Exercise aim:
Below are the entries. Print only the lines starting at the one with "What's the underlying" and ending at the one with "Convert this screenshot", exactly, with no pictures.

Provided data:

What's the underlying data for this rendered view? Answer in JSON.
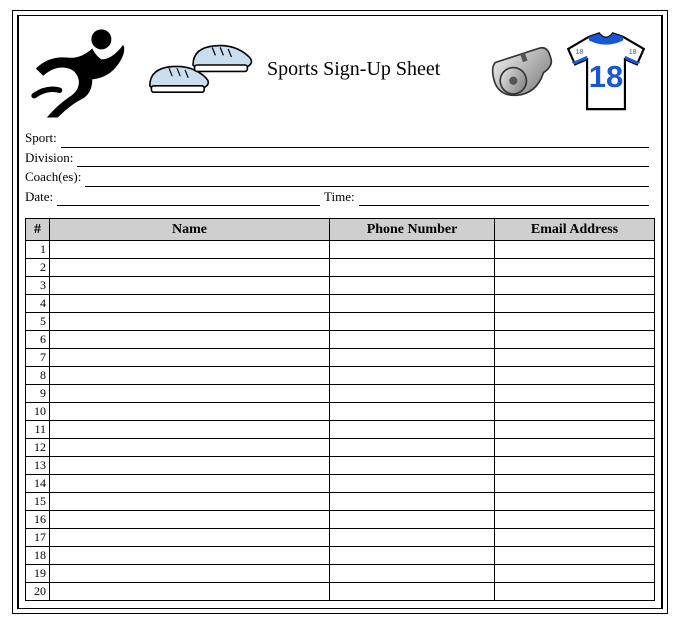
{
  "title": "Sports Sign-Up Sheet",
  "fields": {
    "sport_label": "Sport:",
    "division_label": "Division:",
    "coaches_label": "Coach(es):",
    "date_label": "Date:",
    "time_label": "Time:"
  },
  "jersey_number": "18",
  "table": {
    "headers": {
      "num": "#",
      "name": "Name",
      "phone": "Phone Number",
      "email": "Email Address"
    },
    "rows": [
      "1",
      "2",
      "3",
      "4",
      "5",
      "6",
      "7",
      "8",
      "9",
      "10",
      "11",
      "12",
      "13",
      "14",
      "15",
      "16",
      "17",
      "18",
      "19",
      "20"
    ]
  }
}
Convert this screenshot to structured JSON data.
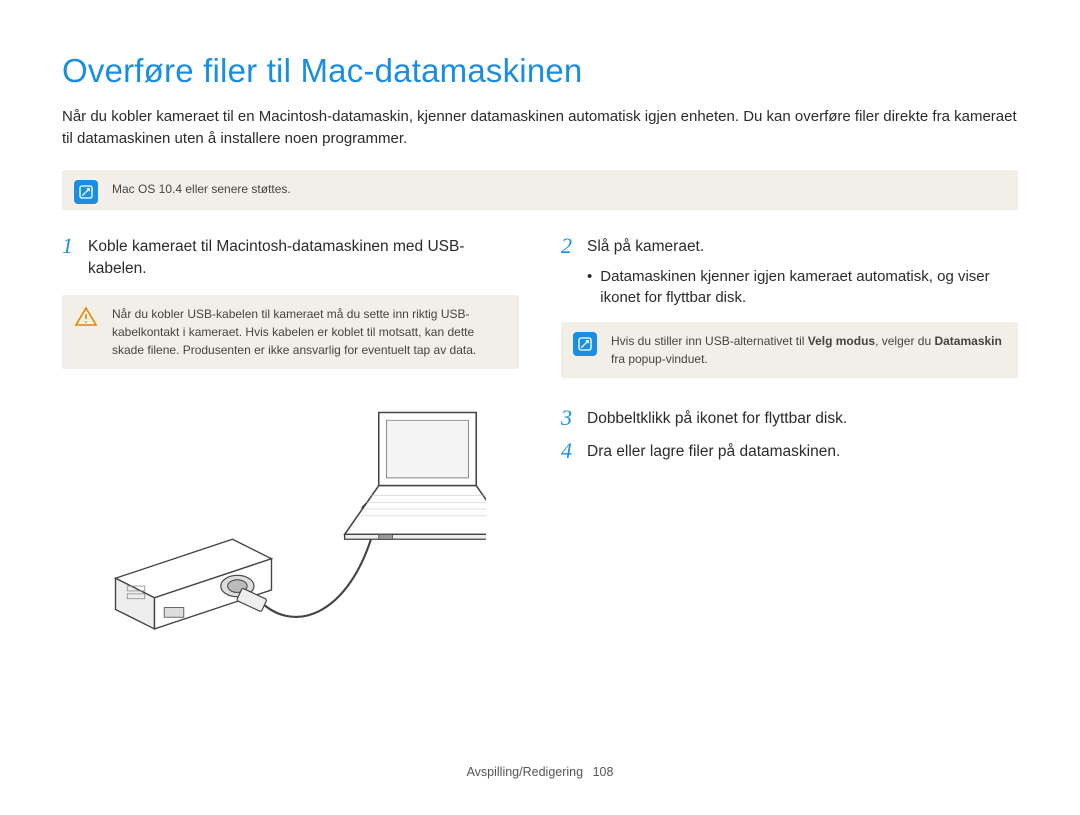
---
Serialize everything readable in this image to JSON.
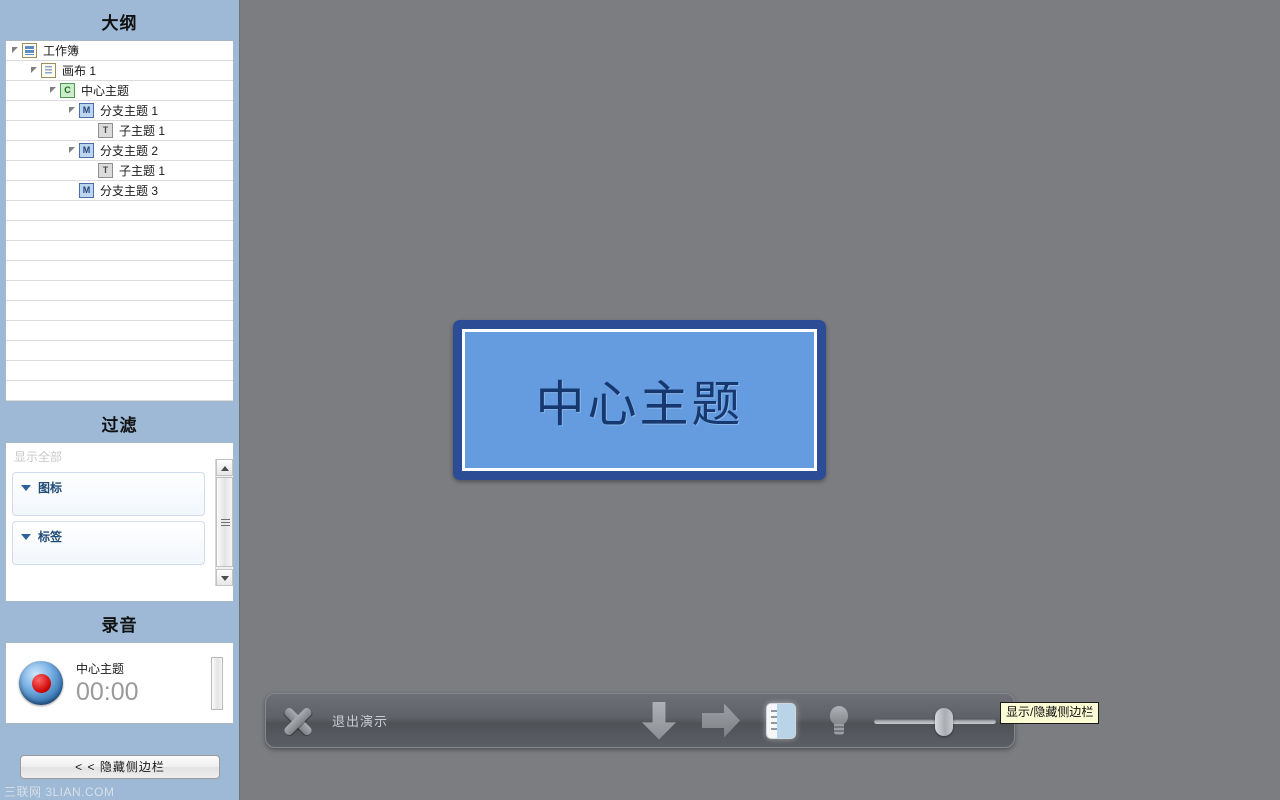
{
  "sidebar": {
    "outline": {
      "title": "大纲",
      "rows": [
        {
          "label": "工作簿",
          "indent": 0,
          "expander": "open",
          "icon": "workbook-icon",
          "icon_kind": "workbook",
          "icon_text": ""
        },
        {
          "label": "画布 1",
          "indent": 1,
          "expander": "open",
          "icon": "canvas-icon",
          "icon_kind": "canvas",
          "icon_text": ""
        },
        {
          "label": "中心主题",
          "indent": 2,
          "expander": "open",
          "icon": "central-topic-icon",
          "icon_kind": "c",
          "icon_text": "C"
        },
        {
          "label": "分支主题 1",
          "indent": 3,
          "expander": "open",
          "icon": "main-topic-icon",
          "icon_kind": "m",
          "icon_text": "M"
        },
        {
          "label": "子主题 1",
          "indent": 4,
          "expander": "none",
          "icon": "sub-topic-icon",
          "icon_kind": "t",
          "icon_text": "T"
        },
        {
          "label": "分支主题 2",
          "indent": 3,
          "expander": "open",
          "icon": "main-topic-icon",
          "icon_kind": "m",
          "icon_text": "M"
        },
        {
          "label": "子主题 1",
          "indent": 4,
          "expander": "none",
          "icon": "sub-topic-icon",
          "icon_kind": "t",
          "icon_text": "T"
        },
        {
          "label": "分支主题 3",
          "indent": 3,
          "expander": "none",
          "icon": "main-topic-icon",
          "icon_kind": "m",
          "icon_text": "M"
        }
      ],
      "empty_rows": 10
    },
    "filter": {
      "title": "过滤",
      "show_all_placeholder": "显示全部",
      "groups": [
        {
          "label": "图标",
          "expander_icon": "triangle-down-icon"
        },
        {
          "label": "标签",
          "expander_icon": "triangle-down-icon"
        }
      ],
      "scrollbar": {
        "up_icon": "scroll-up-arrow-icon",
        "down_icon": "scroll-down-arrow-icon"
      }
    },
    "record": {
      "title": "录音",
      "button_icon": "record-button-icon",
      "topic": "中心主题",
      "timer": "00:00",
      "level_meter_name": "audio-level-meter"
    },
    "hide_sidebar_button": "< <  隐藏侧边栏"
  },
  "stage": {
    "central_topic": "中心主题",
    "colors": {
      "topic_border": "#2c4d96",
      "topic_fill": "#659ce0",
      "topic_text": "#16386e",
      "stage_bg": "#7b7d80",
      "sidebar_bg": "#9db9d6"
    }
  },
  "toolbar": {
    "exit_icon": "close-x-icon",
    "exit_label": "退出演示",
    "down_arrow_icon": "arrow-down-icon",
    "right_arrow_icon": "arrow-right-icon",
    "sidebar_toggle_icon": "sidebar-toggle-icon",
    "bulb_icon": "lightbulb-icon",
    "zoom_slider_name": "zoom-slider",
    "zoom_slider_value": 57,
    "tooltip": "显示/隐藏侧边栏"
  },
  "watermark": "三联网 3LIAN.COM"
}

Your solution:
What's the underlying data for this rendered view? Answer in JSON.
{
  "title": "Sports Sign-Up Sheet",
  "fields": {
    "sport_label": "Sport:",
    "division_label": "Division:",
    "coaches_label": "Coach(es):",
    "date_label": "Date:",
    "time_label": "Time:"
  },
  "jersey_number": "18",
  "table": {
    "headers": {
      "num": "#",
      "name": "Name",
      "phone": "Phone Number",
      "email": "Email Address"
    },
    "rows": [
      "1",
      "2",
      "3",
      "4",
      "5",
      "6",
      "7",
      "8",
      "9",
      "10",
      "11",
      "12",
      "13",
      "14",
      "15",
      "16",
      "17",
      "18",
      "19",
      "20"
    ]
  }
}
Convert this screenshot to structured JSON data.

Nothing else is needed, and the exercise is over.